Use the editorial calendar to also keep track of what’s already been published, so you know which blog needs to be updated or linked to in newer blog posts.
6. Write with the intention of being helpful
In the previous sections, we’ve identified your target audience, studied their journey through your marketing funnel, identified what topics they are interested in, and what keywords to target with your blog.
You’ve created a buyer persona for a reason: to identify the people who need your services the most. You also went through the rest of the previous steps to find out what blog content your buyer persona will appreciate at different stages of their journey.

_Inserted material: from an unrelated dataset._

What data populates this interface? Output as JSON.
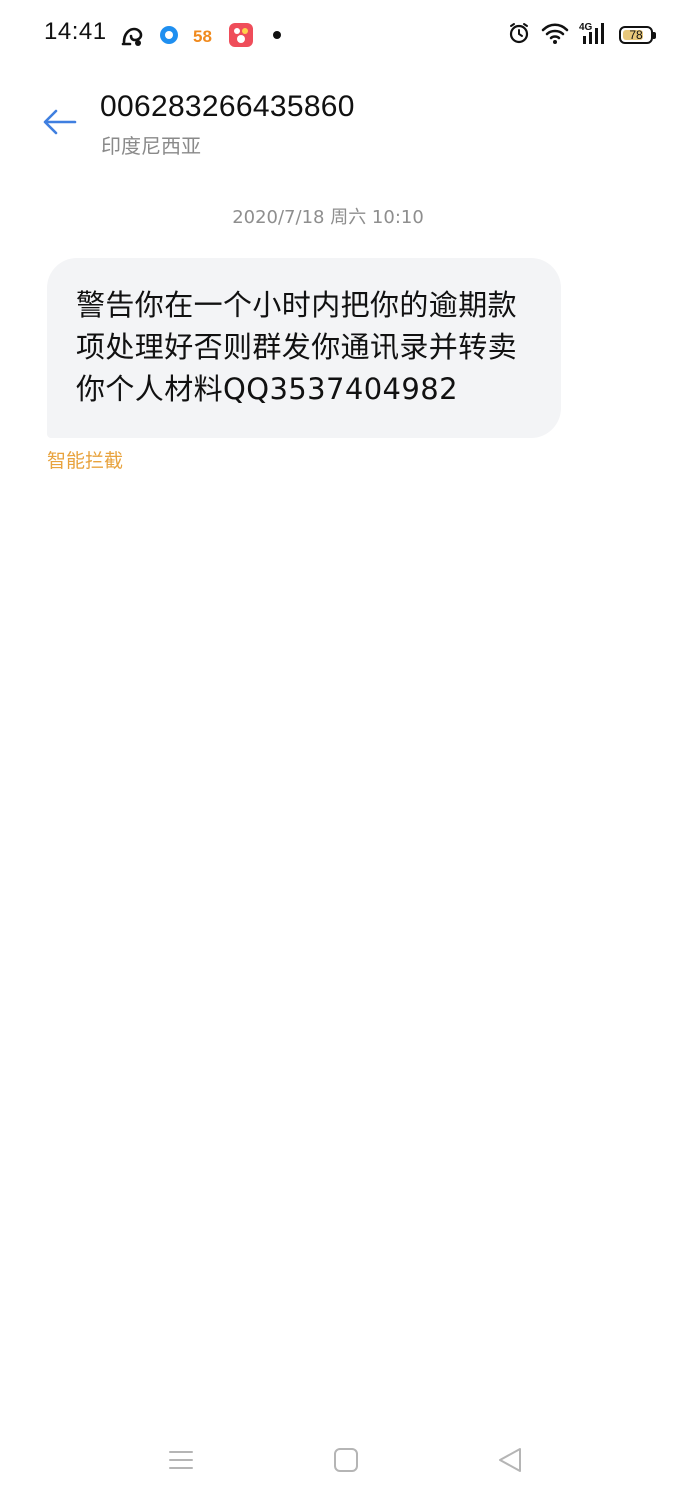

The next step in the process is actually writing the blog.
Related article: 8 Effective Blog Writing Tips
Many bloggers make the mistake of writing articles with the goal of selling their services. But you likely won’t make this mistake if you’ve carefully studied the interests of your buyer persona at different stages of the marketing funnel as outlined above.
When you start writing your blog, be sure to always keep your buyer persona in mind and the stage of the funnel where they’d likely find your blog interesting. Remember that Google’s algorithm heavily factors in the search intent, so while you should understand how Google will see your article, it should be written for people first.
And of course, don’t forget about your target keywords. Use content editing tools like SurferSEO which can tell you what keywords to use as well as how frequently and at which parts of your blog they should appear. Here’s a few keyword targeting tips:
- Always use the exact target keyword in the title
- Use the keyword in the URL of the blog
- Use keywords in your meta description
- Use variations of the keyword in the headings and subheadings
- Use keywords in the paragraph tags
Important things to remember
- Never lose sight of your target audience. All your content should be aimed at engaging them, helping them, and making them trust you.
- Don’t waste your time writing blogs on topics that don’t get searched by people. Use tools to see if your target keywords have significant search volume.
- Don’t just publish content – make sure to check your KPIs and see what’s working and what isn’t. If you find that one of your blogs is working well, use that to your advantage. Add links to related blogs on the high-performing blogs. Don’t forget to consider the stages of the marketing funnel when doing this. Linking to a pricing guide on an article that’s about Microsoft Excel tips won’t make much of a difference.
- Leverage your content. Blogs don’t have to be just there for people to find. You can use them as well in other digital marketing efforts. Blogs are a great resource for email and social media marketing campaigns. Use your blog content to keep your mailing list and social media community engaged.
- Put someone in charge of your content strategy. Make sure this person keeps track of which writer is assigned to work on which blog post, and when they need to be published. Remember that publishing a new blog post regularly is vital to your blog content strategy’s success.
It’s not impossible to stand out in the sea of blog content. You just need a solid content plan, and we’ve outlined everything you need to get started. By following the six checklist items above, you’ll be well on your way to not only knowing what to write about, but also how to get your blogs to rank and stand out from the crowd.